▶ _WHAT YOU NEED TO DO_
The entries are to be given back verbatim; no picture is to be copied.

▶ _EXTRACTED DATA_

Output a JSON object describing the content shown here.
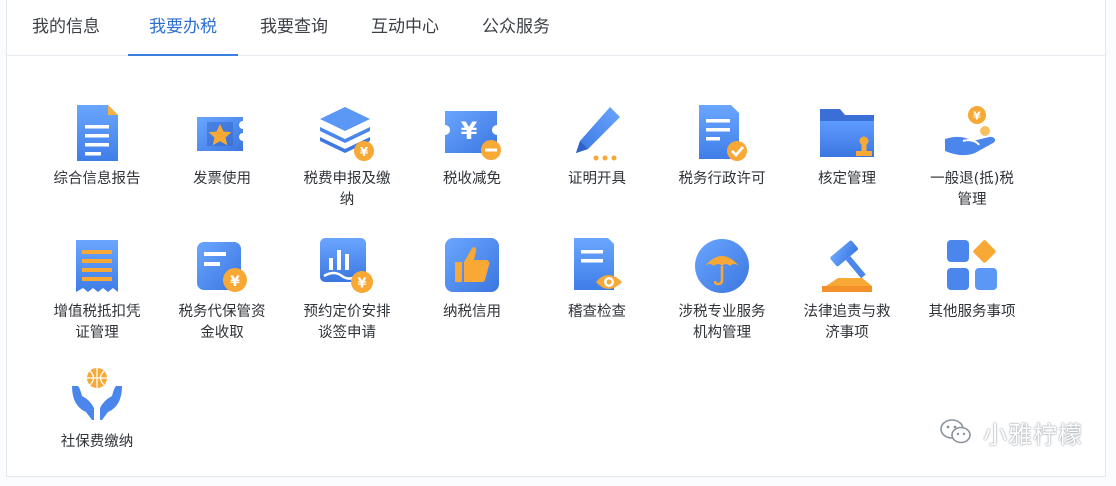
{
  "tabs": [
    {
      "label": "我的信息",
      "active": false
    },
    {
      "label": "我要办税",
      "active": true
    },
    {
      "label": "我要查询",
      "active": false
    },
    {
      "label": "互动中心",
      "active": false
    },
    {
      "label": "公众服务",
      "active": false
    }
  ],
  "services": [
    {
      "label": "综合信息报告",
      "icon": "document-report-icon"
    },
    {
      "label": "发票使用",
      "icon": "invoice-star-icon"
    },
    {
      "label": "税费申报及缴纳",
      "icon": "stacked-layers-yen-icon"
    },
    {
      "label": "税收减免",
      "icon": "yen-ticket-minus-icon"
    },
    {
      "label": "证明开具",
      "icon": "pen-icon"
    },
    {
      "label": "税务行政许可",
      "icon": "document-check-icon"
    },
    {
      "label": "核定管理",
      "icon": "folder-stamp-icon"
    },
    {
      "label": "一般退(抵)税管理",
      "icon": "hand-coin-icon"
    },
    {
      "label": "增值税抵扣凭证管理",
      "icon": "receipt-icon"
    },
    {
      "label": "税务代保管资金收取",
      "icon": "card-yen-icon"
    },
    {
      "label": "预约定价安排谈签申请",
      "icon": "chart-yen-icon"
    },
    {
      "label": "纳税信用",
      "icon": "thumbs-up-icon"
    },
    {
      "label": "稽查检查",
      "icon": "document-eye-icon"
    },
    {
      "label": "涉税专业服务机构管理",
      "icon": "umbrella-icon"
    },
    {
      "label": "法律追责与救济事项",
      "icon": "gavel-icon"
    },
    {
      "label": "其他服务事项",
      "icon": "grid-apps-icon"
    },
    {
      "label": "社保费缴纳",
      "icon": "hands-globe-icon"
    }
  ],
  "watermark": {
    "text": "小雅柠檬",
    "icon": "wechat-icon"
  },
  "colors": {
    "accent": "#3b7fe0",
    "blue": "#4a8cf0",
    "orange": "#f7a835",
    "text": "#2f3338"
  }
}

▶ _THE ANSWER_
Output a JSON object describing the content shown here.
{
  "tabs": [
    {
      "label": "我的信息",
      "active": false
    },
    {
      "label": "我要办税",
      "active": true
    },
    {
      "label": "我要查询",
      "active": false
    },
    {
      "label": "互动中心",
      "active": false
    },
    {
      "label": "公众服务",
      "active": false
    }
  ],
  "services": [
    {
      "label": "综合信息报告",
      "icon": "document-report-icon"
    },
    {
      "label": "发票使用",
      "icon": "invoice-star-icon"
    },
    {
      "label": "税费申报及缴纳",
      "icon": "stacked-layers-yen-icon"
    },
    {
      "label": "税收减免",
      "icon": "yen-ticket-minus-icon"
    },
    {
      "label": "证明开具",
      "icon": "pen-icon"
    },
    {
      "label": "税务行政许可",
      "icon": "document-check-icon"
    },
    {
      "label": "核定管理",
      "icon": "folder-stamp-icon"
    },
    {
      "label": "一般退(抵)税管理",
      "icon": "hand-coin-icon"
    },
    {
      "label": "增值税抵扣凭证管理",
      "icon": "receipt-icon"
    },
    {
      "label": "税务代保管资金收取",
      "icon": "card-yen-icon"
    },
    {
      "label": "预约定价安排谈签申请",
      "icon": "chart-yen-icon"
    },
    {
      "label": "纳税信用",
      "icon": "thumbs-up-icon"
    },
    {
      "label": "稽查检查",
      "icon": "document-eye-icon"
    },
    {
      "label": "涉税专业服务机构管理",
      "icon": "umbrella-icon"
    },
    {
      "label": "法律追责与救济事项",
      "icon": "gavel-icon"
    },
    {
      "label": "其他服务事项",
      "icon": "grid-apps-icon"
    },
    {
      "label": "社保费缴纳",
      "icon": "hands-globe-icon"
    }
  ],
  "watermark": {
    "text": "小雅柠檬",
    "icon": "wechat-icon"
  },
  "colors": {
    "accent": "#3b7fe0",
    "blue": "#4a8cf0",
    "orange": "#f7a835",
    "text": "#2f3338"
  }
}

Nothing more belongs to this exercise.